The answer is one number. Say how many lines in the entries below include the word "icon".

Collected data entries
=== Begin Enclosure ===
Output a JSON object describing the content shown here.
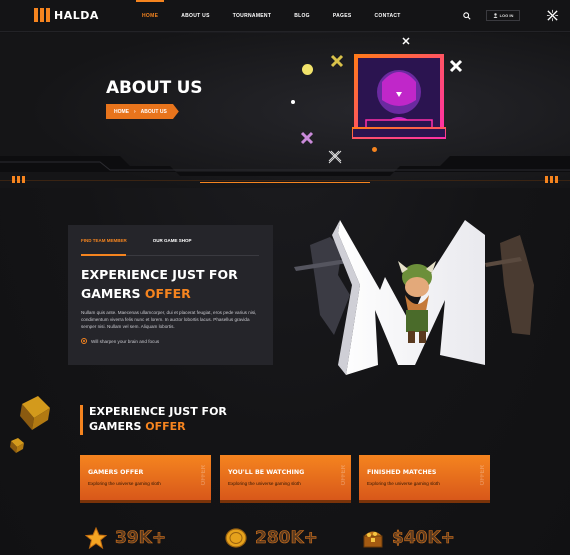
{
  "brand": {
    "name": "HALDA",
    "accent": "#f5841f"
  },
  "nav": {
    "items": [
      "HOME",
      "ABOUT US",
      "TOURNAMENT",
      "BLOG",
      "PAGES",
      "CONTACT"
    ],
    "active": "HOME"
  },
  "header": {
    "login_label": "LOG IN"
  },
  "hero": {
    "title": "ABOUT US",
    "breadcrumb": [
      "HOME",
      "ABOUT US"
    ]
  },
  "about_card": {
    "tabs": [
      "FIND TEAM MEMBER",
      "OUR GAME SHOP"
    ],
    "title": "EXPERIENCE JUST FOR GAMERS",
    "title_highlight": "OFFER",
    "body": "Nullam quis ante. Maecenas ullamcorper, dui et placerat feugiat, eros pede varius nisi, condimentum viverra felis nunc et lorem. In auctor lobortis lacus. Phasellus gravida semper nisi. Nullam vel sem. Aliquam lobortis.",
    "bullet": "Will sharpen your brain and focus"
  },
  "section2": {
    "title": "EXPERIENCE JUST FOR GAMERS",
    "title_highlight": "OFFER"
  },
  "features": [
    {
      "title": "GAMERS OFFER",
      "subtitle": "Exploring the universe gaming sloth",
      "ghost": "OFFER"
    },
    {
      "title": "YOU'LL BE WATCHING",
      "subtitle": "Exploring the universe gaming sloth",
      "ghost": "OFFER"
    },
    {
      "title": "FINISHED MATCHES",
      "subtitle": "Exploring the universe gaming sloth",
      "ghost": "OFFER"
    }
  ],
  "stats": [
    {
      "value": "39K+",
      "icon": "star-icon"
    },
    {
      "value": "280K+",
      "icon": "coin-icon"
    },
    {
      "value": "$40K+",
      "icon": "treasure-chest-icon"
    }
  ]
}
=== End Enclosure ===
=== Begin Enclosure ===
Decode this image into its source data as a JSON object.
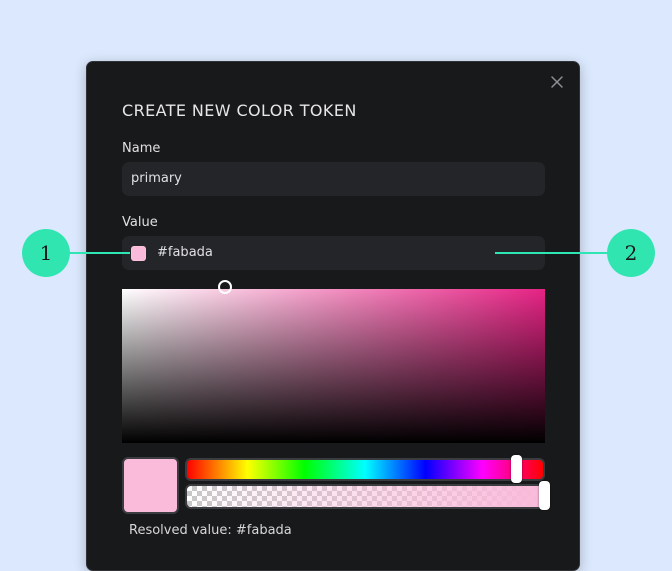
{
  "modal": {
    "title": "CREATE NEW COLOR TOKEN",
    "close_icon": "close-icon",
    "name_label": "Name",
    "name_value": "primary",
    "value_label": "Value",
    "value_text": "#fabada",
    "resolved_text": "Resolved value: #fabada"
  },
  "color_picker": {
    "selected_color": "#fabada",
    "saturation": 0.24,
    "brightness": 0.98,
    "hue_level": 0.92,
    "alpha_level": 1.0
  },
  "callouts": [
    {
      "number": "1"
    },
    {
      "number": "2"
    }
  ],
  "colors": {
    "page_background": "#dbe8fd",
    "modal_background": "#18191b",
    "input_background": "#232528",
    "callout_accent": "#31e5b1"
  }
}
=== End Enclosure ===
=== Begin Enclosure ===
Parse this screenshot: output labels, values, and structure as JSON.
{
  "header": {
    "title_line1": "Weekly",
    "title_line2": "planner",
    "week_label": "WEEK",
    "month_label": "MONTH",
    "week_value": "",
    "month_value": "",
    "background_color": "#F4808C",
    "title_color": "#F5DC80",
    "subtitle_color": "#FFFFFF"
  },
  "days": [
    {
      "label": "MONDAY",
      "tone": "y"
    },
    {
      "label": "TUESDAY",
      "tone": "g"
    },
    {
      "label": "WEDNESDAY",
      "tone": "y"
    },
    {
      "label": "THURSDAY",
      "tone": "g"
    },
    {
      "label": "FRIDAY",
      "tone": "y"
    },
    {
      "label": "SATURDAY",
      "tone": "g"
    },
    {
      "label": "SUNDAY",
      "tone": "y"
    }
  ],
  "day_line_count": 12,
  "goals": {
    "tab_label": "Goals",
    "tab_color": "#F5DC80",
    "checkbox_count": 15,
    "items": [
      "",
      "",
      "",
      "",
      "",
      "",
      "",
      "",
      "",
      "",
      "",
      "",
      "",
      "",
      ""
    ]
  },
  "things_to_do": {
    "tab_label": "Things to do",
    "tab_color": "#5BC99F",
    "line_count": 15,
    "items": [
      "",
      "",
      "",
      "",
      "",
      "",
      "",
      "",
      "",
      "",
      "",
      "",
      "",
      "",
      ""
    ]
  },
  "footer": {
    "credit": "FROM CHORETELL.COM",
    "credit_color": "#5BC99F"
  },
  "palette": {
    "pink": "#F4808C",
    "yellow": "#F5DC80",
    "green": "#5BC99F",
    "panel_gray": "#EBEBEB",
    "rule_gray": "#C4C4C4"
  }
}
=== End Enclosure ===
Solution for this exercise:
4